Pigs don’t live on an island


Annechien ten Have-Mellema

I wrote my first blog post (for a Dutch trade newsletter) on ending the castration of pigs in Week 50 of 2006. I gave my opinion on the ‘island mentality’ of the large majority of the Netherlands’ Lower House MPs discussing the budget of the Ministry of Agriculture. I was surprised
that during a debate on the government’s budget animal welfare was almost the sole subject of discussion. At no time were the effects for the pork chain referred to. The Netherlands’ Lower House stubbornly persisted in focusing on animal welfare, as if the pigs lived on an island, completely forgetting that there is also a pig reality on the ‘mainland’.

In Week 49 of 2007, I proudly wrote that agreement had been reached with all the parties in the Dutch pork production chain: the so-called Noordwijk Declaration. It was agreed that our goal would be to end castrating pigs in the Netherlands by 2015. An ambitious plan which entailed considerable uncertainty with regard to feasibility and the knock-on effects.

At the close of 2012, I briefly took stock and saw that great strides had been made in the Netherlands. Almost half the pigs in the country are no longer castrated. In the Netherlands, retailers have made the transition to pork from uncastrated animals. However, abroad there are clearly problems on the sales side. Pork buyers often have cold feet and demand meat that originates from piglets that have been castrated. Complete with financial penalties for those who supply meat from uncastrated animals. I refer to them as ‘island inhabitants with a limited perspective’.

In 2012, Europe announced its strategy for animal welfare for the period up until 2015. The Commission’s new strategy is cross border. The market and consumers are leading. It also emphatically takes the economic effects into account. The strategy’s subtitle is: ‘Everyone is responsible’. With this, the EU indicates that pigs don’t live on an island and that ending castration is a joint effort which everyone, from the pig farmers right the way through to retailers and consumers, is responsible for.

In the Netherlands, retailers have made immense progress in collaboration with the Declaration of Noordwijk partners.

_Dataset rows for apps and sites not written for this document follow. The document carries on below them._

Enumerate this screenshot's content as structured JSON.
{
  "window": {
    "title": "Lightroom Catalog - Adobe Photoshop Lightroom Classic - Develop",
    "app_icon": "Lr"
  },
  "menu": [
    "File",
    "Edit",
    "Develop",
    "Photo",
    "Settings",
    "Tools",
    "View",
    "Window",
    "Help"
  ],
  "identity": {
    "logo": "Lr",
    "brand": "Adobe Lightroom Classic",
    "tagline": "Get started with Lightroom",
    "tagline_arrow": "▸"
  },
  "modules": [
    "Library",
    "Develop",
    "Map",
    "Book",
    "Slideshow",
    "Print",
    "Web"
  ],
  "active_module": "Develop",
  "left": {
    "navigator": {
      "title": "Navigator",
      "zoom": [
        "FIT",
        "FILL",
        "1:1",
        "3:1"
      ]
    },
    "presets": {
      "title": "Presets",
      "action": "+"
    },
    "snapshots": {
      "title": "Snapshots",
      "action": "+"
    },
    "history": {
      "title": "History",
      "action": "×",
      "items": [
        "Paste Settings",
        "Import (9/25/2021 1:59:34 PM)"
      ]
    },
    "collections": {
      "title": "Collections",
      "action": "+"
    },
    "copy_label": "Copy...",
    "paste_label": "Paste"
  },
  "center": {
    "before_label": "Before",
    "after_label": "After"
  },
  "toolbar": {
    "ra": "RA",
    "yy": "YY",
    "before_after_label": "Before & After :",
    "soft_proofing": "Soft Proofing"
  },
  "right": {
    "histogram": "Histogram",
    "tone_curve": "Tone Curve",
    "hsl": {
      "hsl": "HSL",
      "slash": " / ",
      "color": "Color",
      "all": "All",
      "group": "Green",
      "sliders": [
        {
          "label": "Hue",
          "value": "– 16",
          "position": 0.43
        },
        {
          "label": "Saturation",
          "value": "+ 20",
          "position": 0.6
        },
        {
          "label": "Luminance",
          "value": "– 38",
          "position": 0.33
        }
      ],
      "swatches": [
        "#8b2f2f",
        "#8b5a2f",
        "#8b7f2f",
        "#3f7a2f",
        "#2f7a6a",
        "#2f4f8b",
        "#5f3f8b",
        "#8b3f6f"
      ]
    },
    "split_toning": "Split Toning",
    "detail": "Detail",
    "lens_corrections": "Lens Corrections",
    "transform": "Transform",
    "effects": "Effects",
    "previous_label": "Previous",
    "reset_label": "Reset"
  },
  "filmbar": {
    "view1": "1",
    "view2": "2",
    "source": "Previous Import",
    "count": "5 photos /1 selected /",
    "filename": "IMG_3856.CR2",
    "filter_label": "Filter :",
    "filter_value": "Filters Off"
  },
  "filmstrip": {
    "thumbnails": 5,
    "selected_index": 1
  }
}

It is now very important to take the same steps in other European countries so that Europe ceases to consist of islands and becomes a sturdy mainland when it comes to castrating our pigs.